Work task — Copy out, from the data below, each line in which the word "icon" occurs.

***** Provided records *****

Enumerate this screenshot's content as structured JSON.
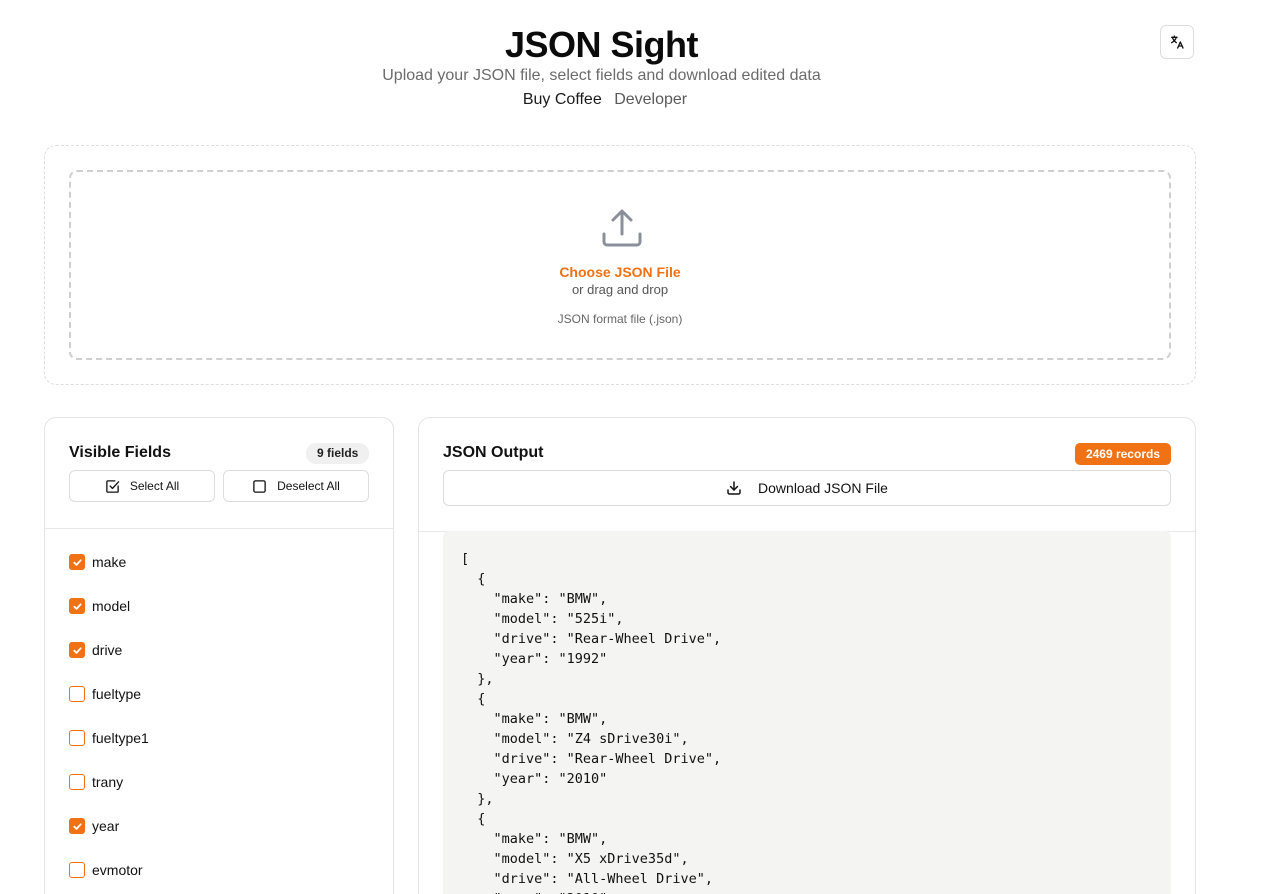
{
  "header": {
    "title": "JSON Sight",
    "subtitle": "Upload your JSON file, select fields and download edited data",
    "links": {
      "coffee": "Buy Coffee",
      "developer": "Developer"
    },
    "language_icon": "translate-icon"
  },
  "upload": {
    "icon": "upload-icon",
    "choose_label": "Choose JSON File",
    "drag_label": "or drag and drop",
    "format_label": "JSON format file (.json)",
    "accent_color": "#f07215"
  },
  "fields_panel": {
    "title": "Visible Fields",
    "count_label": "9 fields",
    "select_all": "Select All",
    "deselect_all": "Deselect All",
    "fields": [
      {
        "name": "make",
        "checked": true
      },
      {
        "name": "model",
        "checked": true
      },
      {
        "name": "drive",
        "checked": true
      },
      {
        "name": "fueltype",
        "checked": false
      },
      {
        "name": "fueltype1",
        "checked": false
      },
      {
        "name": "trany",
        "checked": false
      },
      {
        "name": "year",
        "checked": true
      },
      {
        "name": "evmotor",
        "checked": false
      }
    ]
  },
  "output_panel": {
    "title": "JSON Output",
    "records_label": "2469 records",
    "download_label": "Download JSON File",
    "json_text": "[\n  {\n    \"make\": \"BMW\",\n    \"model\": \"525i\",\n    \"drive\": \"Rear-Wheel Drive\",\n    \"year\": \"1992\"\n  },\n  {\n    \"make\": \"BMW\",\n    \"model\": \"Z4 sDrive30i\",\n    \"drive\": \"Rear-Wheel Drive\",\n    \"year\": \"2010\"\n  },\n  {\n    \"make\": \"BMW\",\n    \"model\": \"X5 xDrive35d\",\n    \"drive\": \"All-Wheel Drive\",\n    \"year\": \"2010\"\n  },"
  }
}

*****
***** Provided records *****

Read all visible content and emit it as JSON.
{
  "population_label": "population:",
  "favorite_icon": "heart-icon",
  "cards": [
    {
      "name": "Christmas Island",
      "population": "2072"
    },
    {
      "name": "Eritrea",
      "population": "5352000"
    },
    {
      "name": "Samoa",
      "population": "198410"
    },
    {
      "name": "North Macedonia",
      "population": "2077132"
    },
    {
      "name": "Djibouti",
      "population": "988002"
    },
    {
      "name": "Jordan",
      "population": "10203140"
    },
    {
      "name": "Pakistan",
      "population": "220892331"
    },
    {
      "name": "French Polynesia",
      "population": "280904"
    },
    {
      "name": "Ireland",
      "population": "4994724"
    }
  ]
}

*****

Written solution —
    "language_icon": "translate-icon"
    "icon": "upload-icon",
  "favorite_icon": "heart-icon",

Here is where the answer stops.